While traveling, his brothers captured him and brought him home where he was held captive for a year. Some accounts say that while he was in captivity, his brothers brought a prostitute to his room to try and seduce Thomas, but he chased her out with a red hot iron (literally chasing temptation away!). It is also said that after this encounter, angels visited Thomas to encourage him in his celibacy.
Teacher, Theologian, and Writer
When he was finally free, he went to Paris to finally finishing studying and studied under St. Albert the Great (another awesome Dominican). He became a professor and renowned scholar, despite being called a “dumb ox” by many because he was quiet and slow to speak. St. Thomas wrote several books while teaching (and acting as Papal theologian), but his greatest work is the Summa Theologiae. He is known for saying that all of his life’s work and writings amounted to “straw”, but he is now called a Doctor of the Church (if his work is straw, then mine is less than dust!).
St. Thomas Aquinas’ feast day is January 28 and he is called the Angelic Doctor. Read more about him here and here. If you’re interested in learning more about St. Thomas’ teachings and philosophy, you should listen to an awesome podcast about St. Thomas called Pints with Aquinas.
Why an Ox?
St. Thomas Aquinas is frequently called the dumb ox, for both his large girth and slow speech. One of his teachers, St Albert, said of him “We call this man a dumb ox, but his bellowing in doctrine will one day resound throughout the world.” This statement proved to be prophetic and St. Thomas’ intellect and gifts to the Church are unequaled, even today.
Who would be friends with St. Thomas Aquinas?
- Those who feel called to religious life but have no support from family
- Those struggling with purity
St. Thomas once had an encounter with the Lord and the Lord said, “You’ve written well of me, Thomas. What do you want as your reward?’ St. Thomas answered,
‘Non nisi te, Domine.
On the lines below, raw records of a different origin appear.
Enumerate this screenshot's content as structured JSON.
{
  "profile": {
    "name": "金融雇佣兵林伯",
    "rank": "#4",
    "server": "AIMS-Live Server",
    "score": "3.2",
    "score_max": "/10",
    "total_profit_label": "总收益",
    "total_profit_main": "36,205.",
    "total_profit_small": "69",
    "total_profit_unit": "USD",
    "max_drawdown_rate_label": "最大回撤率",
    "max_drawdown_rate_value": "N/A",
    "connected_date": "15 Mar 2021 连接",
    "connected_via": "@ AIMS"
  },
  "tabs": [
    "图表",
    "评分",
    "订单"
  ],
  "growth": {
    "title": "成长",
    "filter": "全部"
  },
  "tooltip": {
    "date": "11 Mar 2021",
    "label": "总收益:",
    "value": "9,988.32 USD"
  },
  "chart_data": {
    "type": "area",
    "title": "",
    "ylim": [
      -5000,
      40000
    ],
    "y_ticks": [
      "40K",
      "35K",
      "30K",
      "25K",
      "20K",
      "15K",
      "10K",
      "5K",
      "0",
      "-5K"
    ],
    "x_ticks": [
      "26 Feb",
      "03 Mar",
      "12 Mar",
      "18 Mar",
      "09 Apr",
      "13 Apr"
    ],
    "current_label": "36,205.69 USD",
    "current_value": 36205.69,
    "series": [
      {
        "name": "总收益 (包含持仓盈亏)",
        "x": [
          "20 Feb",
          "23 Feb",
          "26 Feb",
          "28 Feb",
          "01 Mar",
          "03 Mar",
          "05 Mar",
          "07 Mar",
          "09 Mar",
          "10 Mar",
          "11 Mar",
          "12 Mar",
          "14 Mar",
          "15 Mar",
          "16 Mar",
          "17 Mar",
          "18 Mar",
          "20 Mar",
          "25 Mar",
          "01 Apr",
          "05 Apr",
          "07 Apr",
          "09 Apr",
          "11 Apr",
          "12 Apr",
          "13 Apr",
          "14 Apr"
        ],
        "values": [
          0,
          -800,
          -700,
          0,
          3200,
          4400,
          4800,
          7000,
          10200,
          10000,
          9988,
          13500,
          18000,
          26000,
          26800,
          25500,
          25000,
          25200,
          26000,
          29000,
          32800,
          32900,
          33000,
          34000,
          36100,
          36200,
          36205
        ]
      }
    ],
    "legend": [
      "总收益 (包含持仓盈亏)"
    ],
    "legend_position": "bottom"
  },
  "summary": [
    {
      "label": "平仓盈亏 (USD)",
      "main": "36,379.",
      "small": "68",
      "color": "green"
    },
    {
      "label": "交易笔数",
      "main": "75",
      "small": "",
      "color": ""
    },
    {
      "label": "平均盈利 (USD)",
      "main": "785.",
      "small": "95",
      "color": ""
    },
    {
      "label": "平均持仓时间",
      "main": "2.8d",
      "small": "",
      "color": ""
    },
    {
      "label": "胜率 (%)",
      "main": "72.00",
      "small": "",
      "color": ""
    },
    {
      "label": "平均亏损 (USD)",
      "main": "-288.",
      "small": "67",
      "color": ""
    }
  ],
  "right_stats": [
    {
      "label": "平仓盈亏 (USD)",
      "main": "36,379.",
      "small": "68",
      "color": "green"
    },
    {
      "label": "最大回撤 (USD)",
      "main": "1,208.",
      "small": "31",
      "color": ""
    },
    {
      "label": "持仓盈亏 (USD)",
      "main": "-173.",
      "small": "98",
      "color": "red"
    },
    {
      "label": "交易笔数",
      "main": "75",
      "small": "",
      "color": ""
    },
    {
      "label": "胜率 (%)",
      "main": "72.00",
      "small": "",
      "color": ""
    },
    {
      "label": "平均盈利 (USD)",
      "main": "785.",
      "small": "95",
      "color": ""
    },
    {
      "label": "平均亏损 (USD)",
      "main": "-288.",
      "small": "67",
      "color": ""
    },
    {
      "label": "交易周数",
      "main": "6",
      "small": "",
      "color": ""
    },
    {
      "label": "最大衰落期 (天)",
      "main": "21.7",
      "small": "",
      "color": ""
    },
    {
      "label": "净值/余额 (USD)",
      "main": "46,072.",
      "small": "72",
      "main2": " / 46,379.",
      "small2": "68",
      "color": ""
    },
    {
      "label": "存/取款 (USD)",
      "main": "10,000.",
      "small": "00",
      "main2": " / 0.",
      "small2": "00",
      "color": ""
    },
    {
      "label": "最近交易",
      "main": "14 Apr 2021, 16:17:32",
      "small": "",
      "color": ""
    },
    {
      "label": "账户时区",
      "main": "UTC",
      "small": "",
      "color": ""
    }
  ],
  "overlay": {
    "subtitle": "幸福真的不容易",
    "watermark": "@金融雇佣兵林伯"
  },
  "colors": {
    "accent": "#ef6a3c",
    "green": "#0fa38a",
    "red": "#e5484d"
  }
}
Non nisi te.’ Nothing but you, Lord. Nothing but you.
Celebrate Catholic Schools week with this awesome Angelic Doctor of the Church’s medal in our shop here.